Musei Vaticani Biblioteca Apostolica II

2015, Printed Later
Archival lambda color photograph

Signed, titled, dated and from edition of 5 on artist’s label on verso.

Available in 3 sizes: 100 x 120 cm. (39.4 x 47.2 in.), 120 x 150 cm. (47.2 x 59.1 in.), 180 x 225 cm. (70.9 x 88.6 in.)

The books and papers which belonged to the early popes, who took up residence in Rome in the 4th century, were stored in a scrinium (a case or chest) and from the 8th century onwards were maintained by a librarian with this special responsibility. The eventful history of the papacy in the Middle Ages interrupted the continuous development of this first collection, however, and most of these holdings were subsequently scat­tered. Around 1450 Pope Nicholas V (1397-1455), as part of his project to rebuild the papal palace in the spirit of the Renaissance, established a new library, whose holdings were also to be made accessible to the scholarly public. By 1475 the Vatican library already occupied four rooms on the ground floor, which at the behest of Sixtus IV (1414-1484) were decorated by the most celebrated painters of the day. The same pope also appointed as librarian the erudite humanist Bartolomeo Platina (1421-1481; ill. p. 26), who wrote the Lives of the Popes on the basis of the Vatican manuscripts he catalogued.

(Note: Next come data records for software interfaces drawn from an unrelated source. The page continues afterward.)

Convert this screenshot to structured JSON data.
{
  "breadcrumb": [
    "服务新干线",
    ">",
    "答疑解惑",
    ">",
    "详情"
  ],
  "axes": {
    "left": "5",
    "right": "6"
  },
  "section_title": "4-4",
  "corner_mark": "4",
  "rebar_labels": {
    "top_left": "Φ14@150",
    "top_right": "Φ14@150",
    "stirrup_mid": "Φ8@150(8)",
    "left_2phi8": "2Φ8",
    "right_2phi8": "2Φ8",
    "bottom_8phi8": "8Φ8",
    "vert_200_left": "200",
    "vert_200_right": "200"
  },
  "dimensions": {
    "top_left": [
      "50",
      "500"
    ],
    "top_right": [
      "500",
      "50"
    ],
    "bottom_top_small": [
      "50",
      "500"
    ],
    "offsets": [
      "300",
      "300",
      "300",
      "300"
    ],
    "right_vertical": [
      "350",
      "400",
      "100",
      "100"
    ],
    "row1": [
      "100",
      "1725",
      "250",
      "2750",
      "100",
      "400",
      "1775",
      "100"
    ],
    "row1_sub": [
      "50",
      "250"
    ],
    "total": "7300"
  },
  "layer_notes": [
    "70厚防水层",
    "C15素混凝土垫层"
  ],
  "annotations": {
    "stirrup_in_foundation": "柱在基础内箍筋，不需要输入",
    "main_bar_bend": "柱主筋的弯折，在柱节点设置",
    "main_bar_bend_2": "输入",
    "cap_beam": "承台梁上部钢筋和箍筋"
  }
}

The history of the Vatican Library as we know it today dates back to Sixtus V (1521-1590), who initiated the construction of a new building to house the collection, which by that time contained over 20,000 volumes. The site chosen was Bramante’s Cortile del Belvedere at the centre of the Vatican complex, which had served the Renaissance popes as an open-air space where tournaments and festivities could be held. This courtly tradition was radically terminated by the construction of the library build­ing, which not only ran right across the courtyard, but also symbolised a new moral authority at the heart of the Apostolic Palace. According to the plans drawn up by the architect Domenico Fontana (1543-1607), the Vatican’s printing press was also to be accommodated in the new building, wholly in the spirit of the Counter-Reformation. The library room on the top floor, named the Salone Sistino (Sistine Hall) after its founder, meas­ures an imposing 70 x 15 metres (230 x 49 feet) and became the yardstick for later libraries, including the Imperial Court Library in Vienna. With the ambitious fresco programme decorating its walls and twin vaulted ceilings, the Sistine Hall sits firmly within the tradition of centres of learn­ing and the libraries of secular princes. The most valuable manuscripts and books were housed in wooden cabinets along the walls; in contrast to the earlier organisation of the codices into a Latin and a Greek library, the holdings are today catalogued according to subject area. With the opening of a reading room for printed books in 1892, the library was opened up to a wider circle of readers. The Vatican Library is today run by a Prefect, under the titular direction of a Cardinal Librarian. – Massimo Listri’s The Worlds Most Beautiful Libraries, Taschen